Strong economic ties to China are, of course, in Austria’s interests. The government in Vienna therefore seeks close bilateral relations to the government and business community in Beijing. In April 2019, China and Austria signed a memorandum of understanding on third-party market cooperation. Within the framework of the Belt and Road Initiative, which China rolled out and Austria has joined, the two countries are setting up more favourable conditions for investment.
Similarily, Austria has strong economic ties with the Russian Federation. Due to the geographic proximity, Austria’s relationship to Russia has always been much closer than to China.
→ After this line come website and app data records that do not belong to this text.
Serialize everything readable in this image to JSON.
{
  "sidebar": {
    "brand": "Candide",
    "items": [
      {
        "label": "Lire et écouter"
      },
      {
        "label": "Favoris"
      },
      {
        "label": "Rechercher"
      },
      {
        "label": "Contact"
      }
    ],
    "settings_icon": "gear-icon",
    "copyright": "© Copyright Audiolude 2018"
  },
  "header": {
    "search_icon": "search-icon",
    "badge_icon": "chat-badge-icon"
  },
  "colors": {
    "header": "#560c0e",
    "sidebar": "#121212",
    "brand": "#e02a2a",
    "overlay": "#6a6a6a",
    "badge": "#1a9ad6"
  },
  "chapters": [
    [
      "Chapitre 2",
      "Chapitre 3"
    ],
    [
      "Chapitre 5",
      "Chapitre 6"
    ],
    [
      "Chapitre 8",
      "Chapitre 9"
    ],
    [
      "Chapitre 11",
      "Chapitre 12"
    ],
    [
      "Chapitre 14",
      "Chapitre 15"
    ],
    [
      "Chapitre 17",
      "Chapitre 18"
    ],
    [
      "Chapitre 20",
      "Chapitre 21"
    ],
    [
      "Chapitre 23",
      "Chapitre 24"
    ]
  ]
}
Russia has played a much bigger part in Austria’s history for the simple reason that, as the Soviet Union, it was one of the four allies that liberated Austria from the Nazi regime, administering the country until it became independent and militarily neutral in 1955.
However, as this paper will show, there are concerns that China’s and Russia’s economic investments in Austria are not always free from strategic interests. Due to the rise of authoritarian politics in both China and Russia, relationships have come under strain in recent years.
This paper looks at the influence China and Russia are exerting in Austria to facilitate their economic and political interests. Political and media influence attempts, as well as common financial interests, are assessed, alongside an evaluation of how cultural institutions are used to make inroads into Austrian society. Alleged Chinese and Russian activity with regards to secret services and organised crime are also scrutinised.
On a political level, Austria usually tries to act in tune with EU Common Foreign and Security Policy decisions. But not always. In terms of Russia, Austria shows more pro-Kremlin tendencies than most other EU states. This works to Russia’s advantage, because if it wants to influence the EU to lift the sanctions introduced after the illegal annexation of Crimea in 2014, it might be easier to start with a small member state.
Economic decisions are made using a case-by-case approach. China has invested strategically in sectors of the Austrian economy, such as aviation. Russia has a longstanding interest in Austria’s energy infrastructure sector. However, due to the coronavirus crisis, all economic activity has slowed in the first half of 2020.
BANNER IMAGE: Courtesy of the Kremlin.